Understanding these environmental factors — and not just the genes — is critical to learning how these cancers might develop in children or adults and, eventually, how we might stop them.
How does your second paper build on the findings of the first?
In our first paper, we looked at how changes to the tissue environment may increase the process of tumour development in BRCA1-mutant tissue. In our second paper, we dive further into the precise mechanisms of how BRCA1 is needed to ensure that each cell division produces two daughter cells in a correct and oriented manner, which is absolutely essential for the growth and function of tissues.
We found that human cells that carry a BRCA1 variant enter cell division very quickly, but fail to correctly orient their division axis; that is, the two daughter cells that are produced are not likely to be oriented with respect to their surrounding basement membrane. This is important because these cells’ orientation plays a key role in the architecture and function of the tissue. These results show how small changes to this particular gene can cascade into fundamental shifts in the cellular environment and promote the development of cancer.

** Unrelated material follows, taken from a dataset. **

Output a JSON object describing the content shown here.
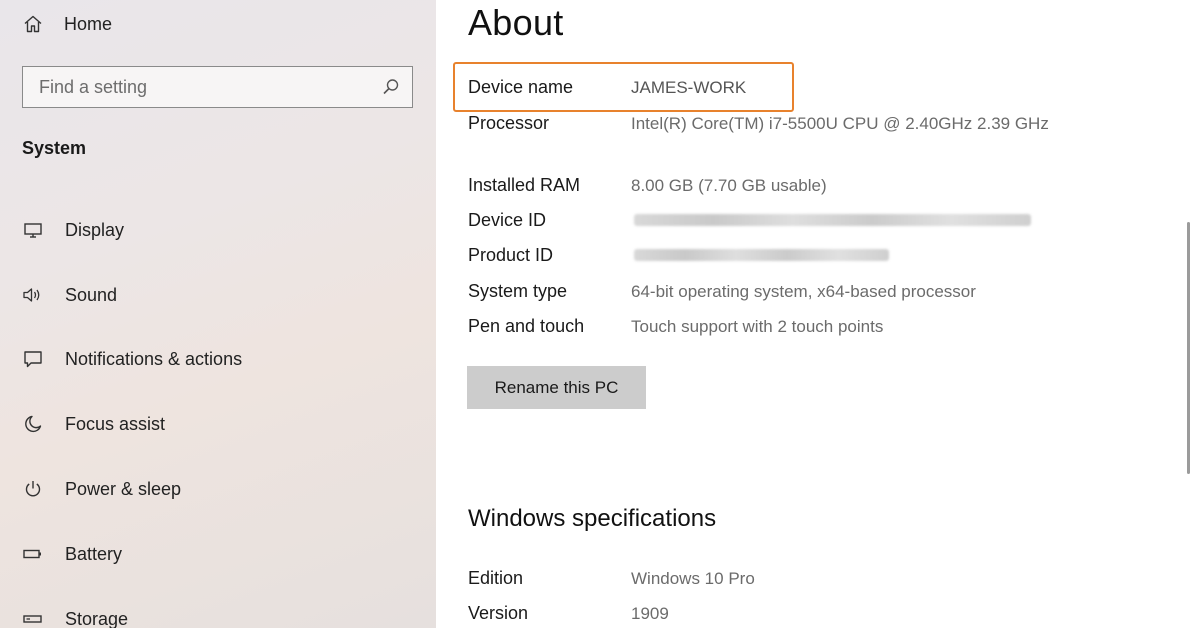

Together, these papers show in far greater detail the biological processes affecting the early development of hereditary cancer. Findings from these papers may allow us to spot the early warning signs of cancer, including for childhood cancers.